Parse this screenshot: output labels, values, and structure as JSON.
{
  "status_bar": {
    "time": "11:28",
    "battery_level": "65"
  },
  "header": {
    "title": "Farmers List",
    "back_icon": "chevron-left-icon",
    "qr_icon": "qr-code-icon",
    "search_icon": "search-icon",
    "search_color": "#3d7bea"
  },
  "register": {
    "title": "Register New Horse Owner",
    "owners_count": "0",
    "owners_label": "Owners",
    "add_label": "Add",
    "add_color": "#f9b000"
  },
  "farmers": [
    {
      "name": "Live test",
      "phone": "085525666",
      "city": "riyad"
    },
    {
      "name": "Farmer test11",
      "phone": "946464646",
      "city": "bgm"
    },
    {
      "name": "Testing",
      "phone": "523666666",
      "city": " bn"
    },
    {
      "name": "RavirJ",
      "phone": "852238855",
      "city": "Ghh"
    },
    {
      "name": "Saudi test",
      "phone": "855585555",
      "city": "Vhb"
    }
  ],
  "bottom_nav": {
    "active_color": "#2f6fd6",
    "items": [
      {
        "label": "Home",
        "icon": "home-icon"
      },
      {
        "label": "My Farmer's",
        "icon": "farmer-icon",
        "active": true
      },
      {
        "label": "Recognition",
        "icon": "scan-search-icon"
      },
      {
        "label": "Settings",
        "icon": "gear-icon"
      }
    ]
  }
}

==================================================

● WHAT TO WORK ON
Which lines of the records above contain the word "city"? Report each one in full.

● RESULT BELOW
      "city": "riyad"
      "city": "bgm"
      "city": " bn"
      "city": "Ghh"
      "city": "Vhb"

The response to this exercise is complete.